The number of Latinos will match the number of white non-Hispanic population for the first time in California this month, according to the California Department of Finance. The same study also found that Latinos will become a plurality in 2014, overtaking the white non-Hispanic population. The demographic milestone, marked by a press conference at the state Capitol at noon PDT on Monday, will likely be a driving force for the state’s economic and political future.
The demographic landscape was not always a game of catch up. Fifteen year ago, the white non-Hispanic population outnumbered Latinos by about five million. Over the years, the Latino population increased through birth and immigration while the white population decreased through lower birth rates and people moving out of the state. Now, Latinos will reach a population of 15 million individuals, equivalent to the existing 15 million white non-Hispanics.
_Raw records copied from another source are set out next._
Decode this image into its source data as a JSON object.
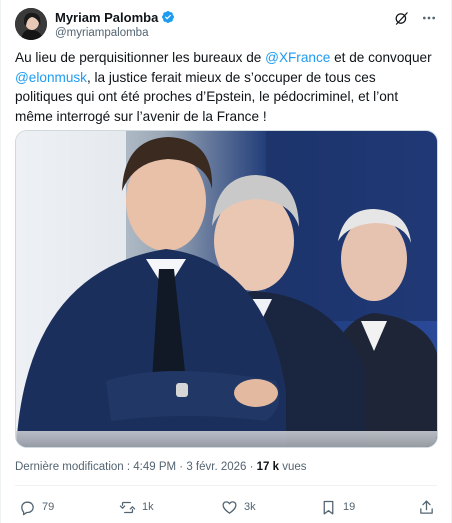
{
  "author": {
    "display_name": "Myriam Palomba",
    "handle": "@myriampalomba",
    "verified": true,
    "avatar_icon": "avatar-photo",
    "verified_icon": "verified-badge-icon"
  },
  "header_actions": {
    "grok_icon": "grok-icon",
    "more_icon": "more-options-icon"
  },
  "tweet": {
    "text_part1": "Au lieu de perquisitionner les bureaux de ",
    "mention1": "@XFrance",
    "text_part2": " et de convoquer ",
    "mention2": "@elonmusk",
    "text_part3": ", la justice ferait mieux de s’occuper de tous ces politiques qui ont été proches d’Epstein, le pédocriminel, et l’ont même interrogé sur l’avenir de la France !"
  },
  "meta": {
    "label": "Dernière modification : ",
    "time": "4:49 PM",
    "separator1": " · ",
    "date": "3 févr. 2026",
    "separator2": " · ",
    "views_count": "17 k",
    "views_label": " vues"
  },
  "actions": {
    "replies": "79",
    "reposts": "1k",
    "likes": "3k",
    "bookmarks": "19"
  },
  "colors": {
    "accent": "#1d9bf0",
    "text": "#0f1419",
    "secondary": "#536471"
  }
}
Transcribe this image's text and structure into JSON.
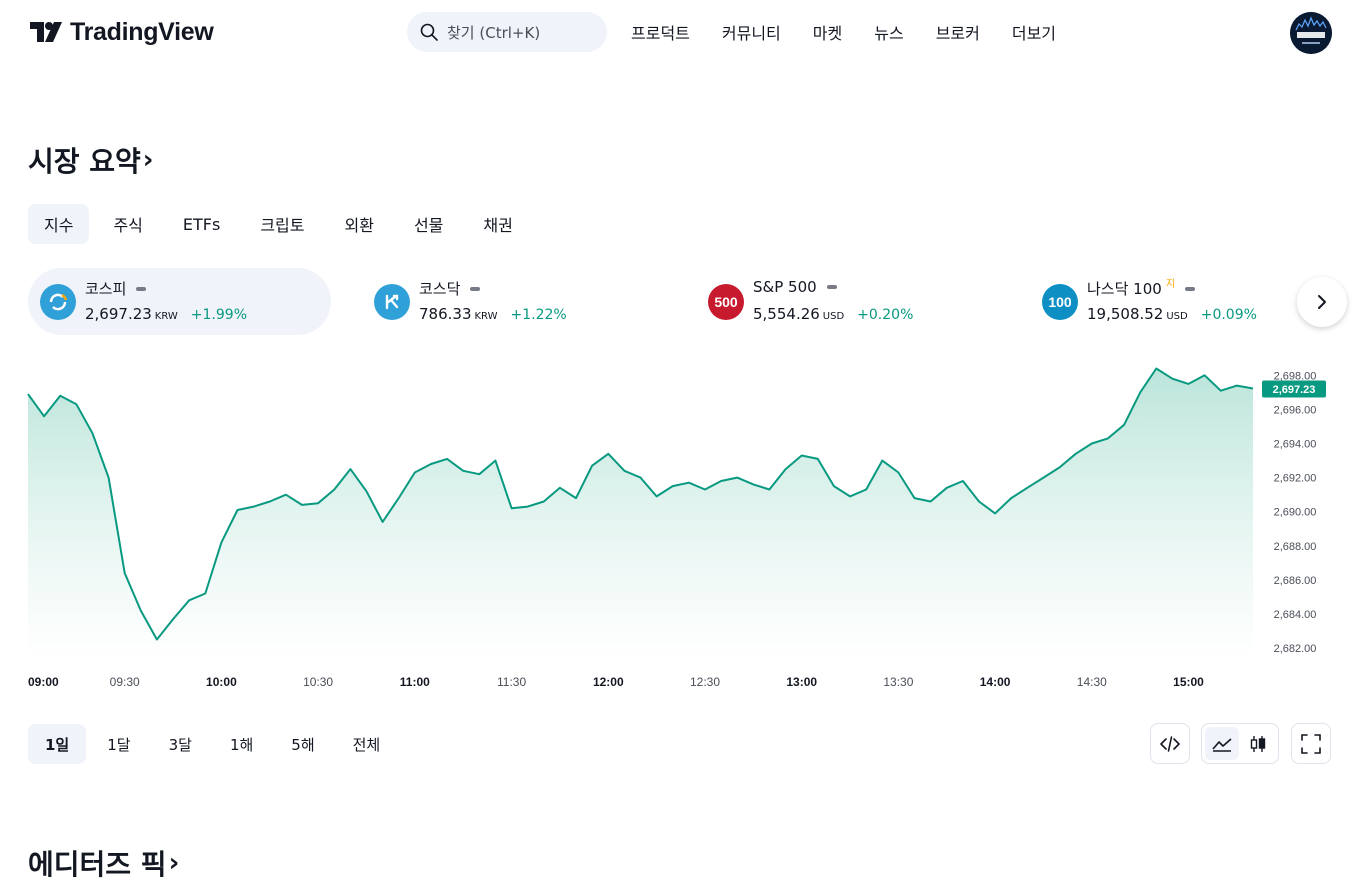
{
  "header": {
    "logo_text": "TradingView",
    "search_placeholder": "찾기 (Ctrl+K)",
    "nav": [
      "프로덕트",
      "커뮤니티",
      "마켓",
      "뉴스",
      "브로커",
      "더보기"
    ]
  },
  "market_summary": {
    "title": "시장 요약",
    "tabs": [
      "지수",
      "주식",
      "ETFs",
      "크립토",
      "외환",
      "선물",
      "채권"
    ],
    "active_tab": "지수",
    "tickers": [
      {
        "name": "코스피",
        "price": "2,697.23",
        "currency": "KRW",
        "change": "+1.99%",
        "icon_color": "#2fa0d8",
        "active": true
      },
      {
        "name": "코스닥",
        "price": "786.33",
        "currency": "KRW",
        "change": "+1.22%",
        "icon_color": "#2fa0d8"
      },
      {
        "name": "S&P 500",
        "price": "5,554.26",
        "currency": "USD",
        "change": "+0.20%",
        "icon_label": "500",
        "icon_color": "#c71a2f"
      },
      {
        "name": "나스닥 100",
        "sup": "지",
        "price": "19,508.52",
        "currency": "USD",
        "change": "+0.09%",
        "icon_label": "100",
        "icon_color": "#0d8fc4"
      }
    ],
    "ranges": [
      "1일",
      "1달",
      "3달",
      "1해",
      "5해",
      "전체"
    ],
    "active_range": "1일"
  },
  "editors_pick": {
    "title": "에디터즈 픽"
  },
  "colors": {
    "line": "#089981",
    "fill_top": "#b7e3d8",
    "accent_bg": "#f0f3fa",
    "last_price_badge": "#089981"
  },
  "chart_data": {
    "type": "area",
    "xlabel": "",
    "ylabel": "",
    "x_ticks": [
      "09:00",
      "09:30",
      "10:00",
      "10:30",
      "11:00",
      "11:30",
      "12:00",
      "12:30",
      "13:00",
      "13:30",
      "14:00",
      "14:30",
      "15:00"
    ],
    "x_ticks_bold": [
      "09:00",
      "10:00",
      "11:00",
      "12:00",
      "13:00",
      "14:00",
      "15:00"
    ],
    "y_ticks": [
      "2,698.00",
      "2,696.00",
      "2,694.00",
      "2,692.00",
      "2,690.00",
      "2,688.00",
      "2,686.00",
      "2,684.00",
      "2,682.00"
    ],
    "ylim": [
      2681.3,
      2698.9
    ],
    "last_price_label": "2,697.23",
    "series": [
      {
        "x": [
          "09:00",
          "09:05",
          "09:10",
          "09:15",
          "09:20",
          "09:25",
          "09:30",
          "09:35",
          "09:40",
          "09:45",
          "09:50",
          "09:55",
          "10:00",
          "10:05",
          "10:10",
          "10:15",
          "10:20",
          "10:25",
          "10:30",
          "10:35",
          "10:40",
          "10:45",
          "10:50",
          "10:55",
          "11:00",
          "11:05",
          "11:10",
          "11:15",
          "11:20",
          "11:25",
          "11:30",
          "11:35",
          "11:40",
          "11:45",
          "11:50",
          "11:55",
          "12:00",
          "12:05",
          "12:10",
          "12:15",
          "12:20",
          "12:25",
          "12:30",
          "12:35",
          "12:40",
          "12:45",
          "12:50",
          "12:55",
          "13:00",
          "13:05",
          "13:10",
          "13:15",
          "13:20",
          "13:25",
          "13:30",
          "13:35",
          "13:40",
          "13:45",
          "13:50",
          "13:55",
          "14:00",
          "14:05",
          "14:10",
          "14:15",
          "14:20",
          "14:25",
          "14:30",
          "14:35",
          "14:40",
          "14:45",
          "14:50",
          "14:55",
          "15:00",
          "15:05",
          "15:10",
          "15:15",
          "15:20"
        ],
        "values": [
          2696.9,
          2695.6,
          2696.8,
          2696.3,
          2694.6,
          2692.0,
          2686.4,
          2684.2,
          2682.5,
          2683.7,
          2684.8,
          2685.2,
          2688.2,
          2690.1,
          2690.3,
          2690.6,
          2691.0,
          2690.4,
          2690.5,
          2691.3,
          2692.5,
          2691.2,
          2689.4,
          2690.8,
          2692.3,
          2692.8,
          2693.1,
          2692.4,
          2692.2,
          2693.0,
          2690.2,
          2690.3,
          2690.6,
          2691.4,
          2690.8,
          2692.7,
          2693.4,
          2692.4,
          2692.0,
          2690.9,
          2691.5,
          2691.7,
          2691.3,
          2691.8,
          2692.0,
          2691.6,
          2691.3,
          2692.5,
          2693.3,
          2693.1,
          2691.5,
          2690.9,
          2691.3,
          2693.0,
          2692.3,
          2690.8,
          2690.6,
          2691.4,
          2691.8,
          2690.6,
          2689.9,
          2690.8,
          2691.4,
          2692.0,
          2692.6,
          2693.4,
          2694.0,
          2694.3,
          2695.1,
          2697.0,
          2698.4,
          2697.8,
          2697.5,
          2698.0,
          2697.1,
          2697.4,
          2697.23
        ]
      }
    ]
  }
}
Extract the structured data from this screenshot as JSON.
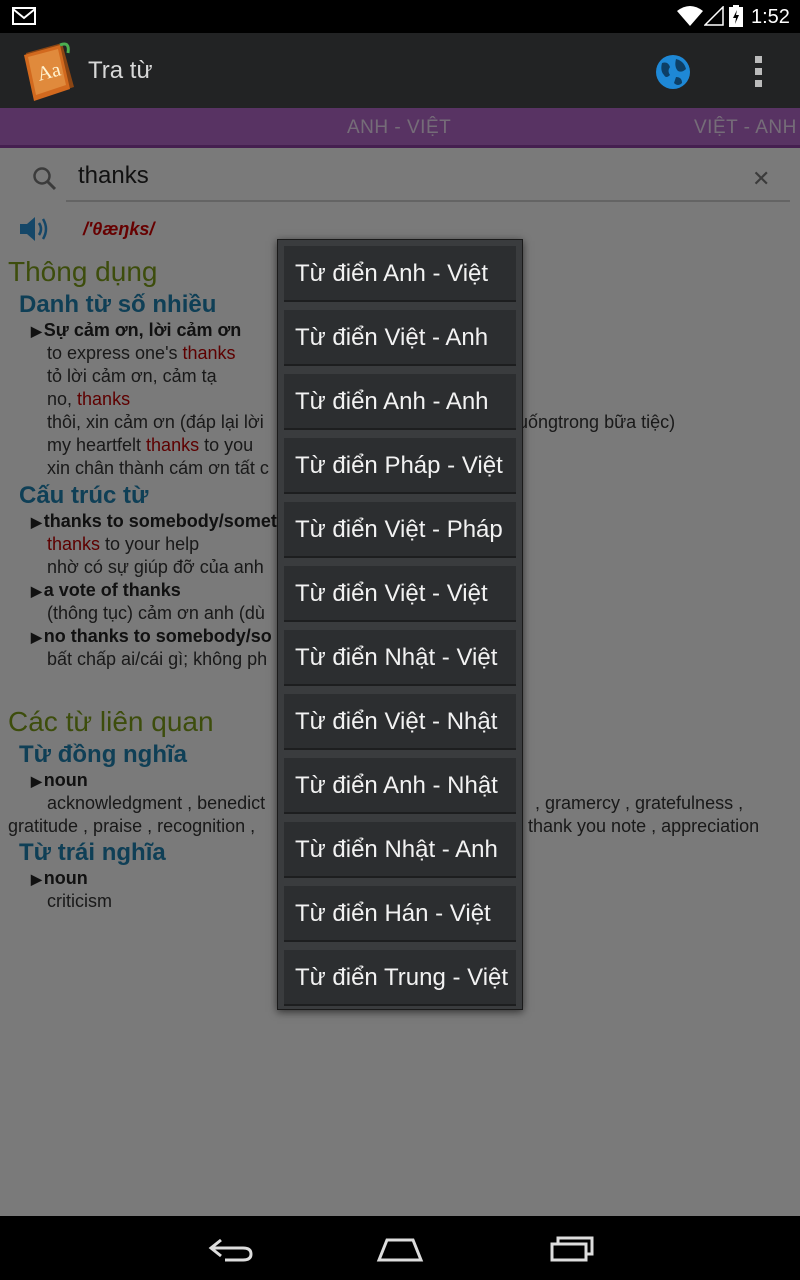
{
  "status_bar": {
    "time": "1:52"
  },
  "action_bar": {
    "title": "Tra từ"
  },
  "tabs": [
    "ANH - VIỆT",
    "VIỆT - ANH"
  ],
  "search": {
    "value": "thanks"
  },
  "entry": {
    "phonetic": "/'θæŋks/",
    "section_common": "Thông dụng",
    "noun_plural": "Danh từ số nhiều",
    "sense1": "Sự cảm ơn, lời cảm ơn",
    "ex1_pre": "to express one's ",
    "ex1_hl": "thanks",
    "ex1_tr": "tỏ lời cảm ơn, cảm tạ",
    "ex2_pre": "no, ",
    "ex2_hl": "thanks",
    "ex2_tr_a": "thôi, xin cảm ơn (đáp lại lời",
    "ex2_tr_b": "uốngtrong bữa tiệc)",
    "ex3_pre": "my heartfelt ",
    "ex3_hl": "thanks",
    "ex3_post": " to you",
    "ex3_tr": "xin chân thành cám ơn tất c",
    "structures": "Cấu trúc từ",
    "st1": "thanks to somebody/somet",
    "st1_ex_hl": "thanks",
    "st1_ex_post": " to your help",
    "st1_tr": "nhờ có sự giúp đỡ của anh",
    "st2": "a vote of thanks",
    "st2_tr": "(thông tục) cảm ơn anh (dù",
    "st3": "no thanks to somebody/so",
    "st3_tr": "bất chấp ai/cái gì; không ph",
    "related": "Các từ liên quan",
    "synonyms": "Từ đồng nghĩa",
    "syn_pos": "noun",
    "syn_line1_a": "acknowledgment , benedict",
    "syn_line1_b": ", gramercy , gratefulness ,",
    "syn_line2_a": "gratitude , praise , recognition ,",
    "syn_line2_b": "thank you note , appreciation",
    "antonyms": "Từ trái nghĩa",
    "ant_pos": "noun",
    "ant_line": "criticism"
  },
  "dictionary_menu": [
    "Từ điển Anh - Việt",
    "Từ điển Việt - Anh",
    "Từ điển Anh - Anh",
    "Từ điển Pháp - Việt",
    "Từ điển Việt - Pháp",
    "Từ điển Việt - Việt",
    "Từ điển Nhật - Việt",
    "Từ điển Việt - Nhật",
    "Từ điển Anh - Nhật",
    "Từ điển Nhật - Anh",
    "Từ điển Hán - Việt",
    "Từ điển Trung - Việt"
  ]
}
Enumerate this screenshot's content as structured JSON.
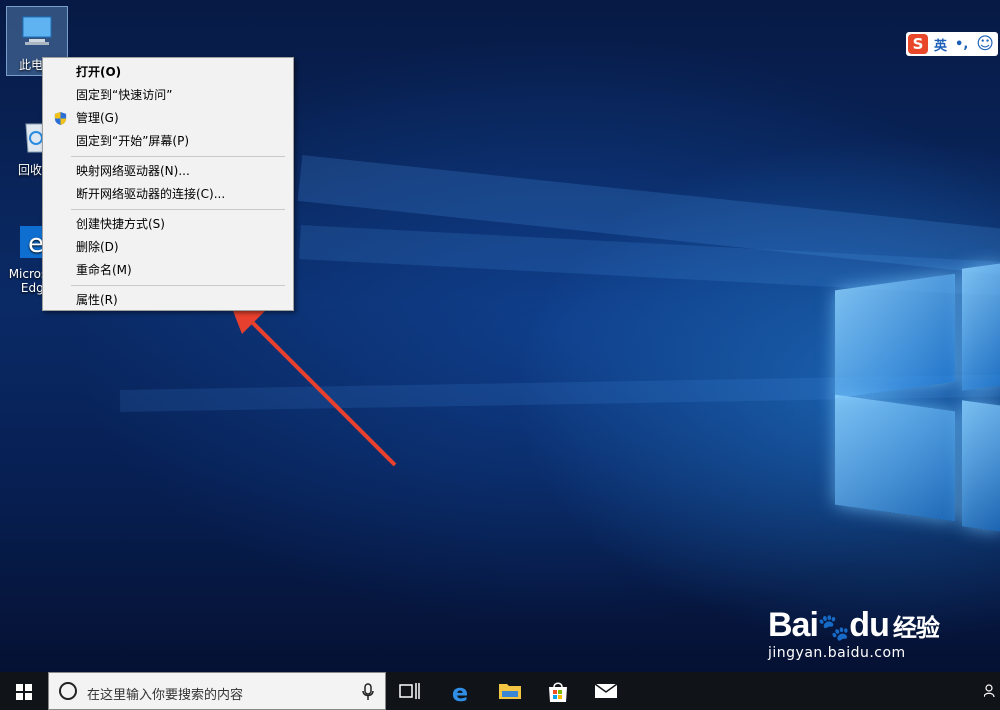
{
  "desktop": {
    "icons": [
      {
        "label": "此电脑",
        "icon": "this-pc-icon"
      },
      {
        "label": "回收站",
        "icon": "recycle-bin-icon"
      },
      {
        "label": "Microsoft Edge",
        "icon": "edge-icon"
      }
    ]
  },
  "context_menu": {
    "items": [
      {
        "label": "打开(O)",
        "bold": true
      },
      {
        "label": "固定到“快速访问”"
      },
      {
        "label": "管理(G)",
        "icon": "uac-shield-icon"
      },
      {
        "label": "固定到“开始”屏幕(P)"
      },
      {
        "label": "映射网络驱动器(N)..."
      },
      {
        "label": "断开网络驱动器的连接(C)..."
      },
      {
        "label": "创建快捷方式(S)"
      },
      {
        "label": "删除(D)"
      },
      {
        "label": "重命名(M)"
      },
      {
        "label": "属性(R)"
      }
    ]
  },
  "ime": {
    "brand": "S",
    "mode": "英",
    "punct": "•,",
    "emoji": "☺"
  },
  "taskbar": {
    "search_placeholder": "在这里输入你要搜索的内容",
    "apps": [
      "task-view-icon",
      "edge-icon",
      "file-explorer-icon",
      "store-icon",
      "mail-icon"
    ]
  },
  "watermark": {
    "logo": "Bai",
    "logo2": "du",
    "logo_cn": "经验",
    "url": "jingyan.baidu.com"
  },
  "colors": {
    "accent": "#0078d7",
    "arrow": "#e8402e",
    "menu_bg": "#f2f2f2"
  }
}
Although the Latino population has reached parity with the white non-Hispanic population, Latinos lag on income compared to their white cohorts. The median household income for Latinos was $44,300 in 2011 while the same measure for white non-Hispanics was $67,000. Latinos make up about 60 percent of low-wage laborers in California. Still, the community is changing rapidly. Second-generation Latinos tend to experience greater upward mobility and to earn higher incomes. Meanwhile, immigrant youths are steadily closing the educational achievement gap.
California’s fast-growing Latino population will have a lasting impact on the labor force, since there will be 7.2 million Latinos under the age of 25 compared to 3.8 million whites by 2030. Latinos are currently the fastest growing segment of business owners in California. The changing labor landscape underscores the importance of educating Latino youths who constitute more than half of the state’s secondary schools, and will be needed to supplant the aging white non-Hispanic population.
The growing Latino population will also shape future voter turnout. The growing electoral power of Latinos already flexed its political muscle in the 2012 presidential election, when former presidential candidate Mitt Romney (R) only received 27 percent of the Latino vote.
One only needs to look at Texas to see how the Latino plurality in California could affect a large segment of future minority voters. In response to new Hispanic pluralities in the state’s urban counties, the Legislature limited Latino voting strength by redistricting maps that discriminate against Latino and minority voters.
California’s sizable immigrant population has endured exploitation and threats of deportation. But legislators have introduced bills that help the immigrant population improve their circumstances. For example, the state has already taken steps to mitigate exploitations of immigrant agricultural workers and to bring them into the healthcare system. Several other bills advanced this session to protect immigrants from extortion and help them obtain drivers licenses.